Patek Philippe’s classic Calatrava line is enriched with new feminine models
PATEK PHILIPPE AND 24:7 CELEBRATE THE ENDURING ELEGANCE OF THE CALATRAVA COLLECTION, ENRICHED THIS YEAR WITH A TRIO OF DELIGHTFUL FEMININE INTERPRETATIONS.
It is said that simplicity is the ultimate sophistication. For a horological equivalent of the expression, look to Patek Philippe’s artfully unadorned Calatrava collection.
The Calatrava was born in 1932, the same year Patek Philippe came under the ownership of the Stern family. While the watch’s purity of form and pared-down design is hailed as a paragon of simple, classical timekeeping, its conception was a little more complex.
Launched at the onset of the Great Depression, the Calatrava was meant to reflect the era’s sombre mood (and in turn, offer a less lofty alternative to Patek Philippe’s range of complications). The watch’s simple round case and clean dial contrasted with the flamboyant styles of the time, and immediately struck a chord.
Today, the collection remains a Patek Philippe bestseller for its noble yet unfussy elegance, anchored by the Calatrava emblem – a Spanish cross with “fleur de lis” tips that the brand adopted as a coat of arms in the 19th century – and exquisitely finished, high-performance mechanical movements.
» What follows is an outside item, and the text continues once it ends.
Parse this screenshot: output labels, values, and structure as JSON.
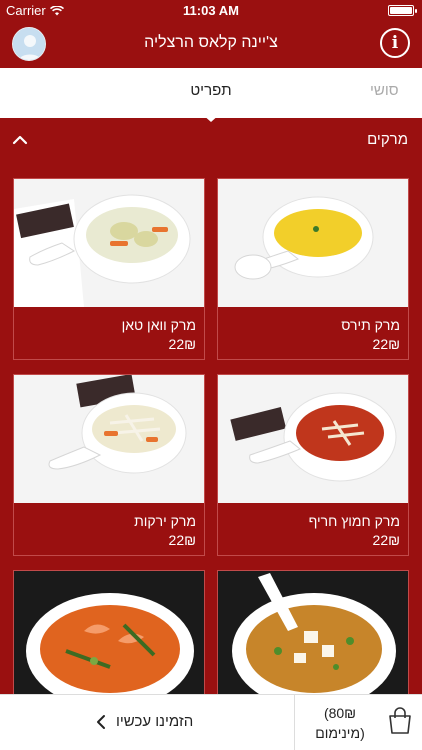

Women who love the classic, no-frills Calatrava style ought to seek out the new Ref. 7200. The watch is a feminine update of the original version, with an officer’s-style case featuring a back cover that opens to reveal the movement. Here, the ladylike Calatrava is resplendent in a 34.6mm rose gold case and cream dial, while promising mechanical prowess with its ultra-thin automatic movement featuring a balance spring made of Silinvar, a silicon-based material that enhances the watch’s precision and longevity.
Indeed, Patek Philippe has been a staunch proponent of offering women’s timepieces with high technical content, evinced by its Ladies First collection of women’s complication watches. This year, two new Calatrava women’s complications express that ethos: The Ref. 7121 moon-phase complication, and the Ref. 7134 Travel Time.
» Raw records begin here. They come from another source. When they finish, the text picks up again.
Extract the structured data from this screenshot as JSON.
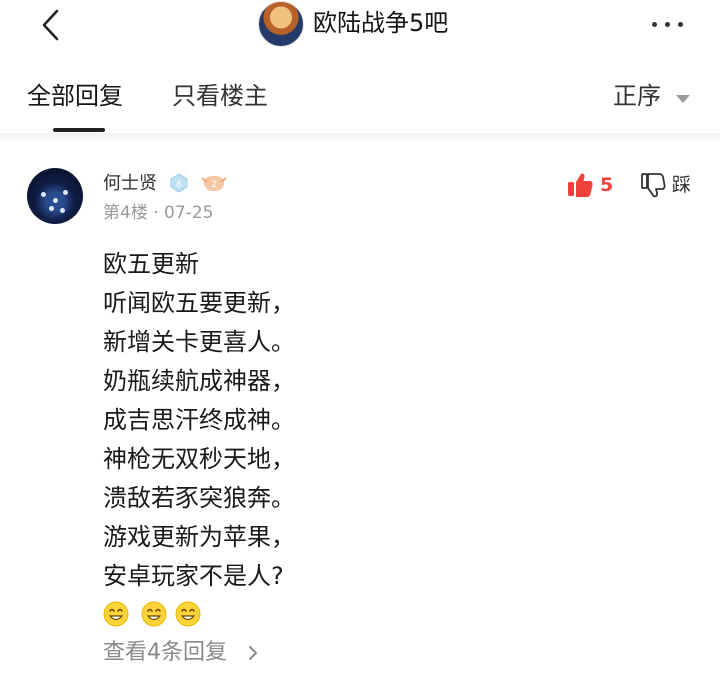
{
  "header": {
    "forum_title": "欧陆战争5吧",
    "back_icon": "chevron-left-icon",
    "more_icon": "more-dots-icon"
  },
  "tabs": {
    "items": [
      {
        "label": "全部回复",
        "active": true
      },
      {
        "label": "只看楼主",
        "active": false
      }
    ],
    "sort_label": "正序"
  },
  "post": {
    "username": "何士贤",
    "level_badge": "8",
    "fan_badge": "2",
    "floor": "第4楼",
    "separator": "·",
    "date": "07-25",
    "likes": "5",
    "dislike_label": "踩",
    "content_lines": [
      "欧五更新",
      "听闻欧五要更新，",
      "新增关卡更喜人。",
      "奶瓶续航成神器，",
      "成吉思汗终成神。",
      "神枪无双秒天地，",
      "溃敌若豕突狼奔。",
      "游戏更新为苹果，",
      "安卓玩家不是人?"
    ],
    "emojis": [
      "grin-emoji",
      "grin-emoji",
      "grin-emoji"
    ],
    "replies_link": "查看4条回复"
  },
  "colors": {
    "accent_red": "#f0423d",
    "meta_gray": "#9a9a9a",
    "text": "#1a1a1a"
  }
}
While slightly smaller than the Ref. 7200 with a 33mm case, the hand-wound Ref. 7121 moon-phase offers the same softness and elegance as the former, accentuated by a moon-phase display at 6 o’clock that charts the waxing and waning of the moon, as well as a ring of 66 diamonds on the bezel.
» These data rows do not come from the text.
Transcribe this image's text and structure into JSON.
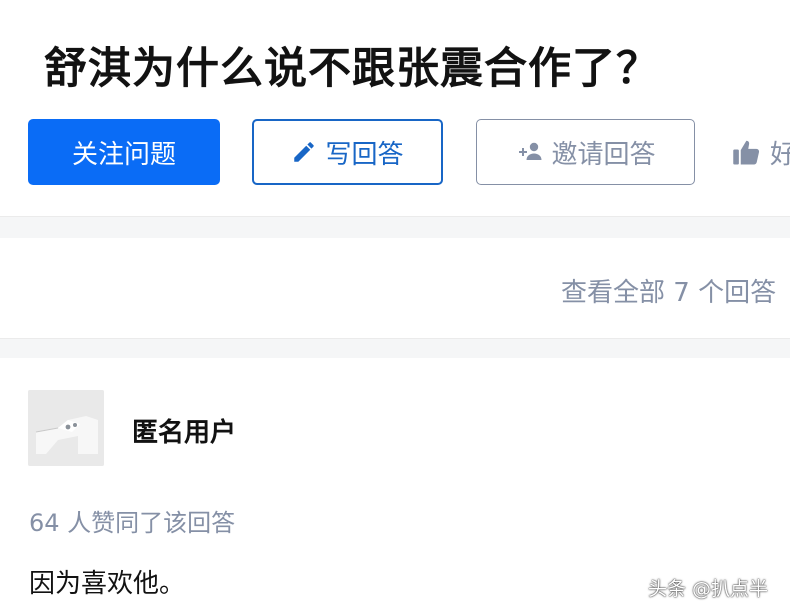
{
  "question": {
    "title": "舒淇为什么说不跟张震合作了？"
  },
  "actions": {
    "follow_label": "关注问题",
    "write_label": "写回答",
    "invite_label": "邀请回答",
    "like_label": "好",
    "icons": {
      "write": "pencil-icon",
      "invite": "add-person-icon",
      "like": "thumbs-up-icon"
    }
  },
  "answers_link": {
    "label": "查看全部 7 个回答"
  },
  "answer": {
    "author": "匿名用户",
    "vote_text": "64 人赞同了该回答",
    "content": "因为喜欢他。"
  },
  "watermark": {
    "text": "头条 @扒点半"
  },
  "colors": {
    "primary": "#0a6cf6",
    "primary_text": "#1866c6",
    "muted": "#8590a6",
    "divider_bg": "#f5f6f7"
  }
}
Equally glamorous with 112 diamonds festooned on its 35mm white gold case, the Ref. 7134 Travel Time is perfect for the jet-set, as it is armed with a dual-time-zone mechanism that indicates the home time via a 24 hour subdial. Powering the watch is an opulently decorated handwound movement, which is displayed through an open sapphire-crystal case back.
Admittedly, the Calatrava has come a long way from being a timepiece that reflected the financial austerity of the 1930s, to being an enduring beacon for one of the world’s best-loved luxury brands. Yet, as the women’s models prove, little has changed. Across time and space, the Calatrava continues to ooze prestige and poise, celebrated by discerning collectors with a taste for the refined.
Ref. 7134 Calatrava Travel Time 35mm
white gold case with 112 diamonds, alligator strap and hand-wound Calibre
215 PS FUS 24H
Vintage Calatrava from 1934, Ref. 96SC Ref. 7121 Calatrava with
Moon-Phase 33mm yellow gold case with 66 diamonds, alligator strap and hand-wound Calibre
215 PS LU
Vintage Calatrava from
1946, Ref. 96 Ref. 7200 Calatrava 34.6mm rose gold case, alligator strap and automatic Calibre 240
The automatic Calibre 240 that drives the Calatrava Ref. 7200 is just